⟨
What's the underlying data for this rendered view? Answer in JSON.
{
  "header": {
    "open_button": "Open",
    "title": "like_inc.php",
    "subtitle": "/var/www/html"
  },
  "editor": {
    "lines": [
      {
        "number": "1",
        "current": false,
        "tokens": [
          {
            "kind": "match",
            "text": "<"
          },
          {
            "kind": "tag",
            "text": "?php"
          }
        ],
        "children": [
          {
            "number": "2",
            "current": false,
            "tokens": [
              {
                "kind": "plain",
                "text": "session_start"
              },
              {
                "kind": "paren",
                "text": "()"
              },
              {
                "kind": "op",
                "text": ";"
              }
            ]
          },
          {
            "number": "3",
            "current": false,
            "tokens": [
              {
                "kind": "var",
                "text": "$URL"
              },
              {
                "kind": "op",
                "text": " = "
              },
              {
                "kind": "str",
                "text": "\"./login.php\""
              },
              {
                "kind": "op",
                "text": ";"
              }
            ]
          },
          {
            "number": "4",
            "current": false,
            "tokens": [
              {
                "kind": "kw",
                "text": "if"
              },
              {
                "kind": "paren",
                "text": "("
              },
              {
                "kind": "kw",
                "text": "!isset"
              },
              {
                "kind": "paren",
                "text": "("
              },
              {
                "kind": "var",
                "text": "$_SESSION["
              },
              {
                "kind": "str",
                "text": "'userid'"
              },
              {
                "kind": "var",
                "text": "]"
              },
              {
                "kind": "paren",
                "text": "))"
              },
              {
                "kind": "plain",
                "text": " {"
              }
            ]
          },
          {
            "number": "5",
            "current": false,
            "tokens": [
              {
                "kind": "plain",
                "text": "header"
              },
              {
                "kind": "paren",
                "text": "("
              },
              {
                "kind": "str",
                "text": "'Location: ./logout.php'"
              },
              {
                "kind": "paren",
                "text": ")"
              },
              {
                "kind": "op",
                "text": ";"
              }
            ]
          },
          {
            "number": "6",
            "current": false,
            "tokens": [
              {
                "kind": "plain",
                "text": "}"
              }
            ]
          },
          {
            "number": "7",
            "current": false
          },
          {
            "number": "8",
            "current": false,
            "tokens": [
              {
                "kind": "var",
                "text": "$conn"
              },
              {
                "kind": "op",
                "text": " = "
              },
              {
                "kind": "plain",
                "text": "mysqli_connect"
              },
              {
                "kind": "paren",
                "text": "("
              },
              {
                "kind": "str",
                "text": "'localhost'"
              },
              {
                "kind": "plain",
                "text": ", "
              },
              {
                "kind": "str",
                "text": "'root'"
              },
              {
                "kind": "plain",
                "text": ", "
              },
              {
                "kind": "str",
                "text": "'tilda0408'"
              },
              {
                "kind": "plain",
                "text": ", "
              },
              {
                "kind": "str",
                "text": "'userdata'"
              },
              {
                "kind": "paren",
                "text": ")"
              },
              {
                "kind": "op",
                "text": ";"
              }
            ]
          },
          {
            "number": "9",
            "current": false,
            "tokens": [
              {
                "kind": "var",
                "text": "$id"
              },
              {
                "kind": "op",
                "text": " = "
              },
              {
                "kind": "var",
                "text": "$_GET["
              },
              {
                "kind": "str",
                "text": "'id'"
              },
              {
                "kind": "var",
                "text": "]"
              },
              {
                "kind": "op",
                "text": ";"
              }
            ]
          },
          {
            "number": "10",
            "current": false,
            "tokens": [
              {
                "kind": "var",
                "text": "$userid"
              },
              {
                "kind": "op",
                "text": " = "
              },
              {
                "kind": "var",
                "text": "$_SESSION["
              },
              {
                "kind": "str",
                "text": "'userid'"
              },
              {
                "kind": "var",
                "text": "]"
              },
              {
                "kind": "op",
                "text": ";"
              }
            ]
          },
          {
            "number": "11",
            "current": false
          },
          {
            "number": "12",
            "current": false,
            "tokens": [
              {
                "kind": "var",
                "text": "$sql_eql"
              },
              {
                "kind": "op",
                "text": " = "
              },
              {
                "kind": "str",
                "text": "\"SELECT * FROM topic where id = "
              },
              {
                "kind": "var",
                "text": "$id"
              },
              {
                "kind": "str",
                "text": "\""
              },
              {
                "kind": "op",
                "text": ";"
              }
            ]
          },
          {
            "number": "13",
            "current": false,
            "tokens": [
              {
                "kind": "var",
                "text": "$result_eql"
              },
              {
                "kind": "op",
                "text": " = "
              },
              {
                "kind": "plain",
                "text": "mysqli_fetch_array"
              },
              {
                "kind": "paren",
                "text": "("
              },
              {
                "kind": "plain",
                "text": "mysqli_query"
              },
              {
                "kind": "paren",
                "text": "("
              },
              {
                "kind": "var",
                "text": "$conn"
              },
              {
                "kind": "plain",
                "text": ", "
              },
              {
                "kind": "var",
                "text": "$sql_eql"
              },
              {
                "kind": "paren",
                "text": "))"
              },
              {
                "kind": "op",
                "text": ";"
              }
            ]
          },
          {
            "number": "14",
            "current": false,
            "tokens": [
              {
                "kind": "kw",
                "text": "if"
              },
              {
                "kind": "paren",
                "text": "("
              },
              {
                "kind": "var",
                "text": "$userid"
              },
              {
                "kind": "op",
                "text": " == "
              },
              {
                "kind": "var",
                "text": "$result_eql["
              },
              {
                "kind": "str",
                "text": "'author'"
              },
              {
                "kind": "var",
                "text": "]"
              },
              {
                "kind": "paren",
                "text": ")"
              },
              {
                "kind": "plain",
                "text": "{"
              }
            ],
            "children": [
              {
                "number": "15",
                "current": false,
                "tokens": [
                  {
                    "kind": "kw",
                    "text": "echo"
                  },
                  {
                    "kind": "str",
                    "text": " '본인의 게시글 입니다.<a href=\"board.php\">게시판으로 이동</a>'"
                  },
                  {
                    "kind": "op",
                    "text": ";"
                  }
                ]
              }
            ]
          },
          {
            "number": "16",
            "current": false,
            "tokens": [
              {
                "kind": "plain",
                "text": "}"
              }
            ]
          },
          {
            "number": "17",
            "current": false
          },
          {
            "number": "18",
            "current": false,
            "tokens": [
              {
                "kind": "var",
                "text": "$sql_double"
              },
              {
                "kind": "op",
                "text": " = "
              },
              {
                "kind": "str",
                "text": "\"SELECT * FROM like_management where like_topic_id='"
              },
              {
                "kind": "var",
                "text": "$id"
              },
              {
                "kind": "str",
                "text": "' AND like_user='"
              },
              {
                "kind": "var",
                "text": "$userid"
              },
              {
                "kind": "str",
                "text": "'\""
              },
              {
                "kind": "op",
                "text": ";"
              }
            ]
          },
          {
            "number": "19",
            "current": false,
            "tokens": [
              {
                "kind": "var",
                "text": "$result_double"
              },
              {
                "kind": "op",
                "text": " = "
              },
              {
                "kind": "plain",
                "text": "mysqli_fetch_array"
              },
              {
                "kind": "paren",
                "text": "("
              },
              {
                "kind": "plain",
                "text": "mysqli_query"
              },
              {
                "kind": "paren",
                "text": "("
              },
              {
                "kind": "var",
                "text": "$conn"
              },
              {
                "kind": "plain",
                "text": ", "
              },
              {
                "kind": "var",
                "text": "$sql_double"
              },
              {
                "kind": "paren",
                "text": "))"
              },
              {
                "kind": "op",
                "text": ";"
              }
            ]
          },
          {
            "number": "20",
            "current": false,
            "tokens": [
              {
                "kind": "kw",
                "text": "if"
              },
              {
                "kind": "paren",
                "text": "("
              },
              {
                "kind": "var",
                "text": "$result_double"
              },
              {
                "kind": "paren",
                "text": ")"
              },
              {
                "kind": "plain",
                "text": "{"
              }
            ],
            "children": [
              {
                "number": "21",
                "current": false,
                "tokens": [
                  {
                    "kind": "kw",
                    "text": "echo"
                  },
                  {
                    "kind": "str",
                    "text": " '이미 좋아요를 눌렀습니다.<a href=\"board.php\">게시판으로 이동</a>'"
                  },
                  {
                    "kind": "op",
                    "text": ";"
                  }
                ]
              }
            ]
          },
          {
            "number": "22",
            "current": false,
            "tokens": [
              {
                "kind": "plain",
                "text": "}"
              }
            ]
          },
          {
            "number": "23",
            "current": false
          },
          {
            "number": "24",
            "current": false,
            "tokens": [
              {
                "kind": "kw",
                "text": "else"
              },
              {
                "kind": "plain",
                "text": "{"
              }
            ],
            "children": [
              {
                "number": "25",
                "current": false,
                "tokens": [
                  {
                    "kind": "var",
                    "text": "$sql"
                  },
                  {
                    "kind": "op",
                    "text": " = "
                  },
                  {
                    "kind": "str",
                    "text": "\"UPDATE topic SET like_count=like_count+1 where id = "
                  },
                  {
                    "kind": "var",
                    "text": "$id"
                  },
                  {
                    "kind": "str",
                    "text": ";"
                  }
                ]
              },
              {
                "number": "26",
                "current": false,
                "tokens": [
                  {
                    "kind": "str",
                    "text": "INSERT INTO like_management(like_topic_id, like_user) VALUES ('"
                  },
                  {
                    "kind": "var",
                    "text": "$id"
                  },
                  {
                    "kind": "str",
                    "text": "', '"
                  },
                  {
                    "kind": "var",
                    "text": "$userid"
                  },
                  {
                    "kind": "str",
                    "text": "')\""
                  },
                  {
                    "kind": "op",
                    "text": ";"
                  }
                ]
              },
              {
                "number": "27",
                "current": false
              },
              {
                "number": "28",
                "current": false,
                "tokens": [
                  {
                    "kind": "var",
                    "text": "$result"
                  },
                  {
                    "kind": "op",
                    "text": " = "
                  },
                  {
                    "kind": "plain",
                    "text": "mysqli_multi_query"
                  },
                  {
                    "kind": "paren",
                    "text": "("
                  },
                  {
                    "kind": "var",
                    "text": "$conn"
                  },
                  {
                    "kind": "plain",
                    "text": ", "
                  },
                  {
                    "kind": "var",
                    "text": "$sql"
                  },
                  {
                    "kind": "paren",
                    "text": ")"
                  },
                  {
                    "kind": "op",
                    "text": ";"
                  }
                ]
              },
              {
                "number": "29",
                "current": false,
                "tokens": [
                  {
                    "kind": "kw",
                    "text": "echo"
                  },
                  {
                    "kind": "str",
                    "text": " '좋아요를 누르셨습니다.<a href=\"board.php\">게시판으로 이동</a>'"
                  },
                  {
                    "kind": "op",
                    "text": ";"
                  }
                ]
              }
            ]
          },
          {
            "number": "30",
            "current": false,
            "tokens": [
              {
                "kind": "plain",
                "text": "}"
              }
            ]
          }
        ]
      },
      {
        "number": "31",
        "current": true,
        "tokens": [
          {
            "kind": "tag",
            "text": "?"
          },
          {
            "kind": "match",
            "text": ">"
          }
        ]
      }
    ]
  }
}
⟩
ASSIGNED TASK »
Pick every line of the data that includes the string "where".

YOUR RESPONSE »
                "text": "\"SELECT * FROM topic where id = "
                "text": "\"SELECT * FROM like_management where like_topic_id='"
                    "text": "\"UPDATE topic SET like_count=like_count+1 where id = "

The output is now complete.